[Supplied records — start]

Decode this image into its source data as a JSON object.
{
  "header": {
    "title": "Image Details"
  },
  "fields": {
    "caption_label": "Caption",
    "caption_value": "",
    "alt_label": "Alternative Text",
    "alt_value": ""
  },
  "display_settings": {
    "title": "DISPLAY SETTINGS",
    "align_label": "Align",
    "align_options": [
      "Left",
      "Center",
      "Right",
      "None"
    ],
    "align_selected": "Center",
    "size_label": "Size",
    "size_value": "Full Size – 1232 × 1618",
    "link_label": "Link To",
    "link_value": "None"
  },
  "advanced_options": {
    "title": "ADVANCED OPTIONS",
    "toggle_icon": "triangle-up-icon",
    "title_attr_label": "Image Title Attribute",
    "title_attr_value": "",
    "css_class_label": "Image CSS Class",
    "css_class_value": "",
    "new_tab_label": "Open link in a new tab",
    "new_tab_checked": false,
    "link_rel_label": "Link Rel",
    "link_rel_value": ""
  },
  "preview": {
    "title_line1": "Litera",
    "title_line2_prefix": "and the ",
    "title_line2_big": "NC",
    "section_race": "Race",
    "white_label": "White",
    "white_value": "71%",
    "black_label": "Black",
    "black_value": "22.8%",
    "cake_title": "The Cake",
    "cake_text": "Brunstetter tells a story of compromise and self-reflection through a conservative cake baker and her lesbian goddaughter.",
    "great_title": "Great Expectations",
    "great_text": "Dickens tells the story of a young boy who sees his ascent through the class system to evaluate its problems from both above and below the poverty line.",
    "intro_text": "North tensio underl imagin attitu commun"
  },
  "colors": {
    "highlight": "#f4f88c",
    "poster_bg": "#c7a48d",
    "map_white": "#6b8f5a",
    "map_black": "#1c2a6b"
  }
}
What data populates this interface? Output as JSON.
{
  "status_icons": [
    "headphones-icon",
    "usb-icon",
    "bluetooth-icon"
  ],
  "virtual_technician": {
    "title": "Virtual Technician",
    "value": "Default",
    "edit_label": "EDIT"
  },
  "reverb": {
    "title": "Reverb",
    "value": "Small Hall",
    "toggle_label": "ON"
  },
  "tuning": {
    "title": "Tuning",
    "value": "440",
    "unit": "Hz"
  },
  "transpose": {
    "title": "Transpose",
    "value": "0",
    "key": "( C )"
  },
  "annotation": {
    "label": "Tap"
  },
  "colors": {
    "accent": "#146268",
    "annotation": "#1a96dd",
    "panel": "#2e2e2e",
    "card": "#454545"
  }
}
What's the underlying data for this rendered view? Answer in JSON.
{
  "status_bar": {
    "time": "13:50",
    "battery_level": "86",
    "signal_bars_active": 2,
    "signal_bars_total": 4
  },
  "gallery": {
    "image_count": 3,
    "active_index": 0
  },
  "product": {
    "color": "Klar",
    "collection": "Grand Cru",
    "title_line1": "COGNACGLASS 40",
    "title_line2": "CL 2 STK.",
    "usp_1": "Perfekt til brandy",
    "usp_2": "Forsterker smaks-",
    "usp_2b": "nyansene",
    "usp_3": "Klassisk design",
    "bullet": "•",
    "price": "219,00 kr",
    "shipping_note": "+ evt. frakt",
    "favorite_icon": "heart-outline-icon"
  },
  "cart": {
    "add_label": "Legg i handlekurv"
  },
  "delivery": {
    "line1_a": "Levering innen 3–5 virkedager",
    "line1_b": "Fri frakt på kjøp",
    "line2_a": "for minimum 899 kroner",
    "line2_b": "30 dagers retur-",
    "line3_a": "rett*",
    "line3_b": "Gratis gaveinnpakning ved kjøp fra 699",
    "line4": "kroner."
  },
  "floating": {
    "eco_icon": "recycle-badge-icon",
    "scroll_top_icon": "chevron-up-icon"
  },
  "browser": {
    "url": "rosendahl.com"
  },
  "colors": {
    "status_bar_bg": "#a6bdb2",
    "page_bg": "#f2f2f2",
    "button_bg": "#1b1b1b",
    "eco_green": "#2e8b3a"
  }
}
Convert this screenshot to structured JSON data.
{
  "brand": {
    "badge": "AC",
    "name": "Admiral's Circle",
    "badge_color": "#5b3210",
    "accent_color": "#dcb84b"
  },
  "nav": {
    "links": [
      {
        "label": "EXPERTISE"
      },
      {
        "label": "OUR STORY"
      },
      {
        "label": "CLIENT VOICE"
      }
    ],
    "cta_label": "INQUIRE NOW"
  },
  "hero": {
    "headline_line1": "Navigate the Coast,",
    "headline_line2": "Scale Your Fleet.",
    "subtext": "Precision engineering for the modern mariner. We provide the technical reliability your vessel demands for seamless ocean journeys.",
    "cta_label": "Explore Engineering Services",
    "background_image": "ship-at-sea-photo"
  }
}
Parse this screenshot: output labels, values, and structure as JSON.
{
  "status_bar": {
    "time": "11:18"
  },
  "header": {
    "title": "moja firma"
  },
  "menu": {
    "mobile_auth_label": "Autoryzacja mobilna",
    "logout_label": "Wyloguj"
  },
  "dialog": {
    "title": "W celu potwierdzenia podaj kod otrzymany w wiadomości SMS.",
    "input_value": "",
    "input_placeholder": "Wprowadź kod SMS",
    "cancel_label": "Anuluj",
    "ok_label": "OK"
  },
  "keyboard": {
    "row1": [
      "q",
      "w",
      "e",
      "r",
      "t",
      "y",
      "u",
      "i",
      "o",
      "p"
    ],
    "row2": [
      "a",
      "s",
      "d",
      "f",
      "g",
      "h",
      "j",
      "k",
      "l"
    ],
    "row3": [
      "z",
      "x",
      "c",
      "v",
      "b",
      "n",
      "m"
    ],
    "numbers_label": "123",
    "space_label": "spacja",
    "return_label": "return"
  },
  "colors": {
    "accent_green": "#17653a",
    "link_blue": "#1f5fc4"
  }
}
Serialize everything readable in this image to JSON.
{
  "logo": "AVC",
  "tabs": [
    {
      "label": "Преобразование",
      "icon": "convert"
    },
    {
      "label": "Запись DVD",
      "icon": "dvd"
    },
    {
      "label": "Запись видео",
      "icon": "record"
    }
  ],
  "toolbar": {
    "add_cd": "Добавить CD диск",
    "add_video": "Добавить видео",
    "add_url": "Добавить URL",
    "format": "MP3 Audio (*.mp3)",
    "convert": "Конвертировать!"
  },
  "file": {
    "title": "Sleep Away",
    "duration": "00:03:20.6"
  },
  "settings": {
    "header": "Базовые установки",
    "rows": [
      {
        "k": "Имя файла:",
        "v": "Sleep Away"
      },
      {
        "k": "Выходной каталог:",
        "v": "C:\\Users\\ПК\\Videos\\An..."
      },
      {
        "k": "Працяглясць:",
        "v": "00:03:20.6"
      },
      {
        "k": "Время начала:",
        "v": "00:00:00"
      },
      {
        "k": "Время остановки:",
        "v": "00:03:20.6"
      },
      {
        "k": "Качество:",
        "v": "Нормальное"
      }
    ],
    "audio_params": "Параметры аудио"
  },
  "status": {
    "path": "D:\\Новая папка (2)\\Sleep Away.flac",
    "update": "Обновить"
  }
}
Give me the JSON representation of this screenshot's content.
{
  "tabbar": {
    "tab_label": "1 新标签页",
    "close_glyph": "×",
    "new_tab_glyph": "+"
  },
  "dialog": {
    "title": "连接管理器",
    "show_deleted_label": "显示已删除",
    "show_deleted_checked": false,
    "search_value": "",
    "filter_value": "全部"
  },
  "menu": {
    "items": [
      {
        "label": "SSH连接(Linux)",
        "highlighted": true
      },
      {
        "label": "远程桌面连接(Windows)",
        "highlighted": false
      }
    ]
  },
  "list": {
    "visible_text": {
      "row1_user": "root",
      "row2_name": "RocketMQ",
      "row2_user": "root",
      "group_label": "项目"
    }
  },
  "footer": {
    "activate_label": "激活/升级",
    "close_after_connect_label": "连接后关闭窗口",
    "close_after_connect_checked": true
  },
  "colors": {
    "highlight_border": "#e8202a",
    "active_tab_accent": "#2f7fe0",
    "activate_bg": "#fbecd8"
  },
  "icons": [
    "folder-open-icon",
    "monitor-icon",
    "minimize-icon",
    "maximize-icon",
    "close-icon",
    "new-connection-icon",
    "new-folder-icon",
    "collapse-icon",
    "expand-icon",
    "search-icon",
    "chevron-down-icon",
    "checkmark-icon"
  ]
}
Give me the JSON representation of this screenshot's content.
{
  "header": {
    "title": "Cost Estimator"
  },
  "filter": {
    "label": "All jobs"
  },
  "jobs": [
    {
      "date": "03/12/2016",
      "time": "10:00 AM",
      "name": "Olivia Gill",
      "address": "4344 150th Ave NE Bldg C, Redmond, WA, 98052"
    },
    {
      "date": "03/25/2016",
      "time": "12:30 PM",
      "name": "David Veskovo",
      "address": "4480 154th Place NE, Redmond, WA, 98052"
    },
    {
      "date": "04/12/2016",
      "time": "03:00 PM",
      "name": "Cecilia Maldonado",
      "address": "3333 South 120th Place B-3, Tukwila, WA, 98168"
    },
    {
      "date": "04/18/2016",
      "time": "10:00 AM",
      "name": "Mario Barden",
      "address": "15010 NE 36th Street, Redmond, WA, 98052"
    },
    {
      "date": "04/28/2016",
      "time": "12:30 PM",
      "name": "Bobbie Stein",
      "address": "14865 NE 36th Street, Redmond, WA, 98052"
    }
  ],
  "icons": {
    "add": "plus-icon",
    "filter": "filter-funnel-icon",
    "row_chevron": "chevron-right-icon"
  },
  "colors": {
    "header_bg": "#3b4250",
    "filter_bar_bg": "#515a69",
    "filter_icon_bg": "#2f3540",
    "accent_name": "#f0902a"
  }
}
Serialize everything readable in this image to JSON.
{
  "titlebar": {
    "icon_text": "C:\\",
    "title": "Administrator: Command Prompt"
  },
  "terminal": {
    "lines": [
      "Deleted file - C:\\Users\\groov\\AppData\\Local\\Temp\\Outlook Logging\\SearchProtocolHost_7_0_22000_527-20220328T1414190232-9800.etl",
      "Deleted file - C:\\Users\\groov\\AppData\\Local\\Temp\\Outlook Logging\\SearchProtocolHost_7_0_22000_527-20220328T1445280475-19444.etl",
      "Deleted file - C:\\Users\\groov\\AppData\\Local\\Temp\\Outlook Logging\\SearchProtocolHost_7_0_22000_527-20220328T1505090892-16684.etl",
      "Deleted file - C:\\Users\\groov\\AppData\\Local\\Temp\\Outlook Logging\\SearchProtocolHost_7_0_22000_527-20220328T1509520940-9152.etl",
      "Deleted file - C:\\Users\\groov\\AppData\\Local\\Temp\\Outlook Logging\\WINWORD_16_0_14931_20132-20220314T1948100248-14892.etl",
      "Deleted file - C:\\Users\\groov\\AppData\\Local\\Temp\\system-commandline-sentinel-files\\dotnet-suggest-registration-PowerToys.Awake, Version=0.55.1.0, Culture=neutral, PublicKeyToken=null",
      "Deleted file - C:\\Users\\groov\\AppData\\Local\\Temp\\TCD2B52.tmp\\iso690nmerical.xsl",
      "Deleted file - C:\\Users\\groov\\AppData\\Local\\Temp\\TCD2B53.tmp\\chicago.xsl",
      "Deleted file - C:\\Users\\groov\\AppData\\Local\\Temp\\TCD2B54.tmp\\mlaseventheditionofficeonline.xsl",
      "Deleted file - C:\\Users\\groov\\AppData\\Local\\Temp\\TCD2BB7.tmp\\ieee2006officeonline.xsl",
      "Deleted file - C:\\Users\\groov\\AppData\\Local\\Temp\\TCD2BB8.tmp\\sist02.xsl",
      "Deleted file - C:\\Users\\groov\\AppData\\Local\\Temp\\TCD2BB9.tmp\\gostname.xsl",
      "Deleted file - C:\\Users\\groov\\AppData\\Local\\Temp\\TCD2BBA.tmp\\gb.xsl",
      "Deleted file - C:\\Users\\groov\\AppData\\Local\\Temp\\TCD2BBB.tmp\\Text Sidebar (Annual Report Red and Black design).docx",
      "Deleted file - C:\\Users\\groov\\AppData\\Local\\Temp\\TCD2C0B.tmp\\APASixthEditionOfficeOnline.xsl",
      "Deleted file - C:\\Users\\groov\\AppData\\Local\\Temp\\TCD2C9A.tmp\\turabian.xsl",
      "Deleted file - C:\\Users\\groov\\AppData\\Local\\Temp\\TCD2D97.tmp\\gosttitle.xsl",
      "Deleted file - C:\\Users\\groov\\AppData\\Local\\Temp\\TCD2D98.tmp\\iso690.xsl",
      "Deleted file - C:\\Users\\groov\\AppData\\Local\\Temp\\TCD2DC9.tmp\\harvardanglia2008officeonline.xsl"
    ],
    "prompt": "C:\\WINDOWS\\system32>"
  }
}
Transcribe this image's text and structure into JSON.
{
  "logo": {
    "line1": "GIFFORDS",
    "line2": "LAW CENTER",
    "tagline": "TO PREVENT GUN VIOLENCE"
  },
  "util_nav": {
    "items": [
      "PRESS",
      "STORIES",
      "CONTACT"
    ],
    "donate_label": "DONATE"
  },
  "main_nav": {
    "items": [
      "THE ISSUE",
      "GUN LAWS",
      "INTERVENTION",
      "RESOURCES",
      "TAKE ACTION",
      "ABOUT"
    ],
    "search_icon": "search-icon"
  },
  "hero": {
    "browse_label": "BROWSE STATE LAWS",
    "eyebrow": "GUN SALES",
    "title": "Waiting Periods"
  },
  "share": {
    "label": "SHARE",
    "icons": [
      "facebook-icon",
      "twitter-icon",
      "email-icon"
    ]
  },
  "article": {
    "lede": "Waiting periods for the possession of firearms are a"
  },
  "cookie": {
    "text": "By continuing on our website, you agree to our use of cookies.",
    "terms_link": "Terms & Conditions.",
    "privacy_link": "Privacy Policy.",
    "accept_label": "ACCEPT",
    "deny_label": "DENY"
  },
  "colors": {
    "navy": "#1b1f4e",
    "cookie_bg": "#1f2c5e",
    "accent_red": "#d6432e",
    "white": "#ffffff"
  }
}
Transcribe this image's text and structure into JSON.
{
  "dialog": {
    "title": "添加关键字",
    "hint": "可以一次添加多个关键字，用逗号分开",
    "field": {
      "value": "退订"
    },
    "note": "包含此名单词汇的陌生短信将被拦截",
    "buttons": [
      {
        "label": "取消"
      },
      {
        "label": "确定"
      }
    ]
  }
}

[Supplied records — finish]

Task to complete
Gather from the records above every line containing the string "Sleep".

Response to this exercise
    "title": "Sleep Away",
        "v": "Sleep Away"
    "path": "D:\\Новая папка (2)\\Sleep Away.flac",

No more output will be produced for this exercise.